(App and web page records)
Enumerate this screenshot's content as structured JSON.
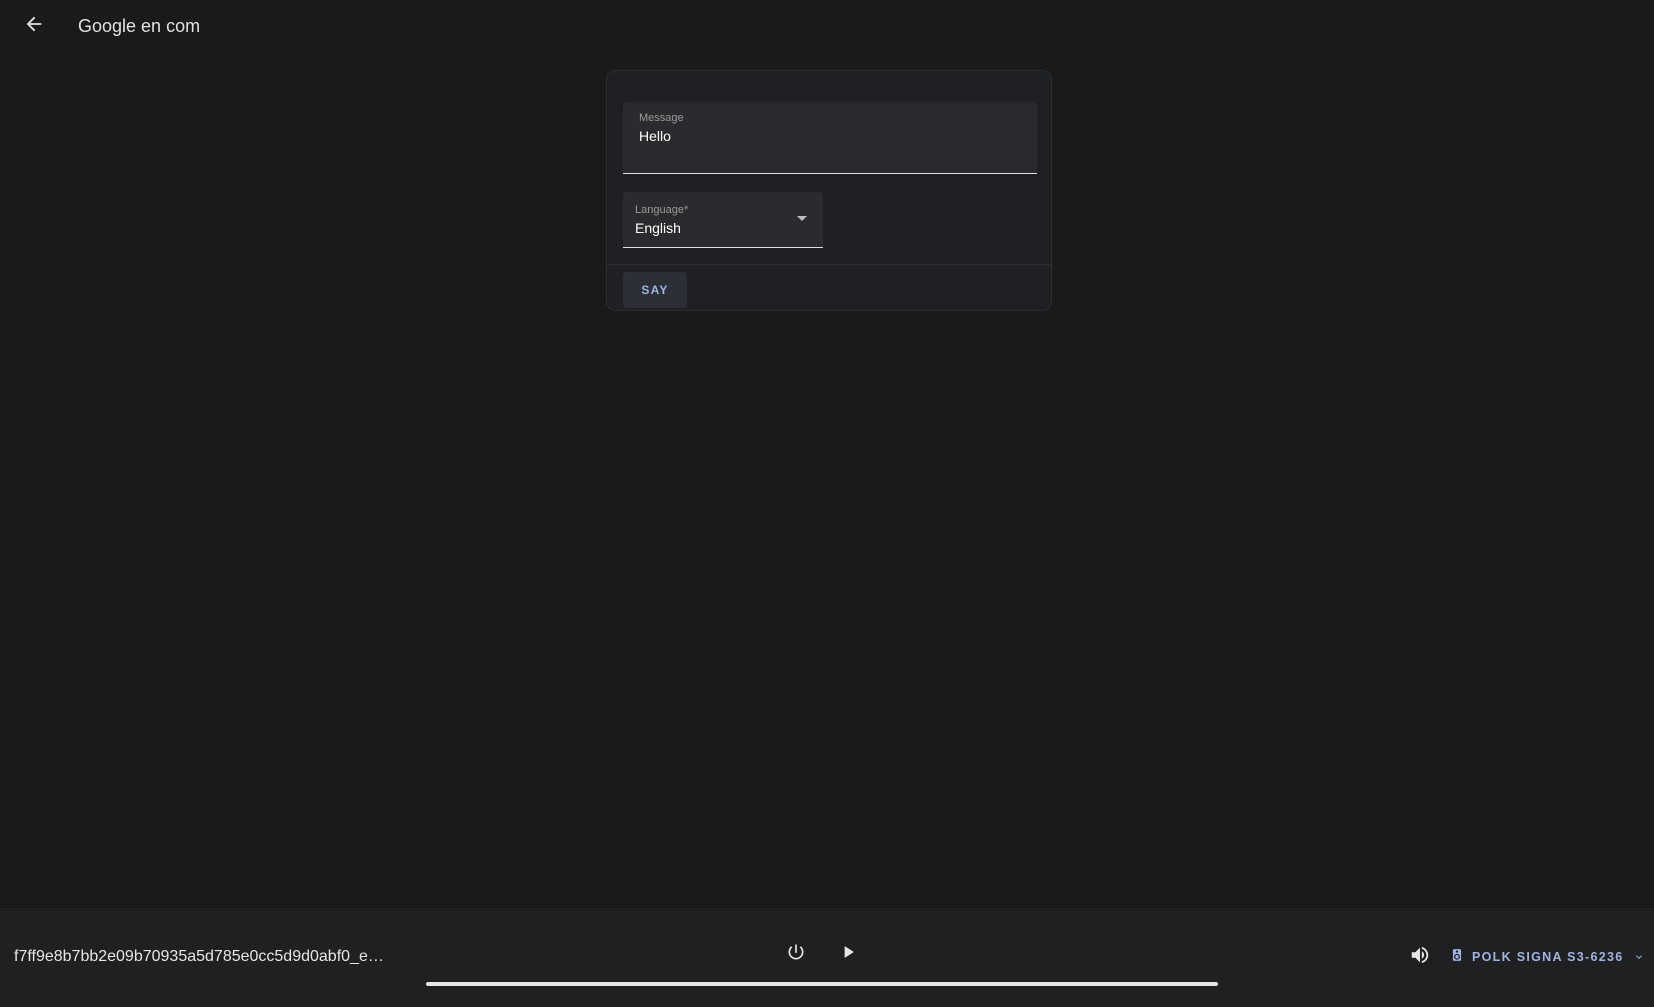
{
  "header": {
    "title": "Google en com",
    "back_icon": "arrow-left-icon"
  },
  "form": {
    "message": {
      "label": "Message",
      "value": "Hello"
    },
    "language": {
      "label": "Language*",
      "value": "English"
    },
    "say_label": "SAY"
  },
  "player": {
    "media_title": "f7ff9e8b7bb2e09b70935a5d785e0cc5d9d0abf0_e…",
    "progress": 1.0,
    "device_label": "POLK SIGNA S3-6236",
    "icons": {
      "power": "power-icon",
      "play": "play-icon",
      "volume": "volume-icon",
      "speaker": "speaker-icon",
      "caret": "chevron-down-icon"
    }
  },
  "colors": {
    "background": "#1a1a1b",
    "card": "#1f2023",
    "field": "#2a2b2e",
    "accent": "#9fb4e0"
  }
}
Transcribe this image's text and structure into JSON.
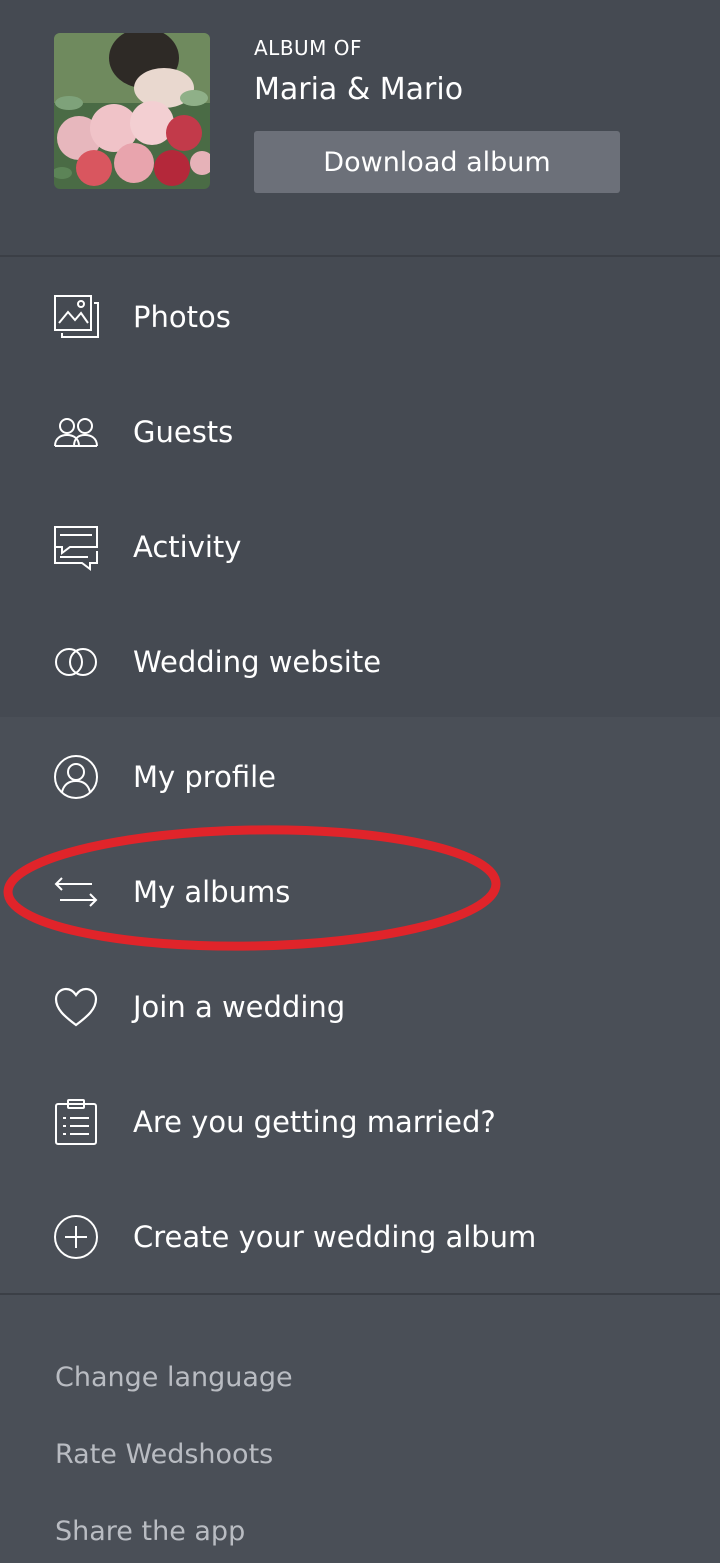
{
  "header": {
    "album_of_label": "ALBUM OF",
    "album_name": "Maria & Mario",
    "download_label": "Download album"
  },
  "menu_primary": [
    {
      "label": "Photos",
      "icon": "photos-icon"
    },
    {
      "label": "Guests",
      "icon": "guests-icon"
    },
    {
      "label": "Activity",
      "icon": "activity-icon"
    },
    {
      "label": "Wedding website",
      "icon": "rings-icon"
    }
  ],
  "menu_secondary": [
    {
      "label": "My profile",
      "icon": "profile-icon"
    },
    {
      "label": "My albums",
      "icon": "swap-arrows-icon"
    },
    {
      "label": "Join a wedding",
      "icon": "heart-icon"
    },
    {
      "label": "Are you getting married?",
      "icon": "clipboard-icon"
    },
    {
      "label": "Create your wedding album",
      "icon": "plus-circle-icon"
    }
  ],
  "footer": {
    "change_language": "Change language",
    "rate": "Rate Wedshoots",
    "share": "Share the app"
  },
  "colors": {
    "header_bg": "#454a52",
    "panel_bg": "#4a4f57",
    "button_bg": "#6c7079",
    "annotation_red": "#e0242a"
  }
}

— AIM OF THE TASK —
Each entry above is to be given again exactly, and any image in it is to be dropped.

— RESULT FOR THIS TASK —
Enumerate this screenshot's content as structured JSON.
{
  "header": {
    "title": "Google en com",
    "back_icon": "arrow-left-icon"
  },
  "form": {
    "message": {
      "label": "Message",
      "value": "Hello"
    },
    "language": {
      "label": "Language*",
      "value": "English"
    },
    "say_label": "SAY"
  },
  "player": {
    "media_title": "f7ff9e8b7bb2e09b70935a5d785e0cc5d9d0abf0_e…",
    "progress": 1.0,
    "device_label": "POLK SIGNA S3-6236",
    "icons": {
      "power": "power-icon",
      "play": "play-icon",
      "volume": "volume-icon",
      "speaker": "speaker-icon",
      "caret": "chevron-down-icon"
    }
  },
  "colors": {
    "background": "#1a1a1b",
    "card": "#1f2023",
    "field": "#2a2b2e",
    "accent": "#9fb4e0"
  }
}
Transcribe this image's text and structure into JSON.
{
  "header": {
    "album_of_label": "ALBUM OF",
    "album_name": "Maria & Mario",
    "download_label": "Download album"
  },
  "menu_primary": [
    {
      "label": "Photos",
      "icon": "photos-icon"
    },
    {
      "label": "Guests",
      "icon": "guests-icon"
    },
    {
      "label": "Activity",
      "icon": "activity-icon"
    },
    {
      "label": "Wedding website",
      "icon": "rings-icon"
    }
  ],
  "menu_secondary": [
    {
      "label": "My profile",
      "icon": "profile-icon"
    },
    {
      "label": "My albums",
      "icon": "swap-arrows-icon"
    },
    {
      "label": "Join a wedding",
      "icon": "heart-icon"
    },
    {
      "label": "Are you getting married?",
      "icon": "clipboard-icon"
    },
    {
      "label": "Create your wedding album",
      "icon": "plus-circle-icon"
    }
  ],
  "footer": {
    "change_language": "Change language",
    "rate": "Rate Wedshoots",
    "share": "Share the app"
  },
  "colors": {
    "header_bg": "#454a52",
    "panel_bg": "#4a4f57",
    "button_bg": "#6c7079",
    "annotation_red": "#e0242a"
  }
}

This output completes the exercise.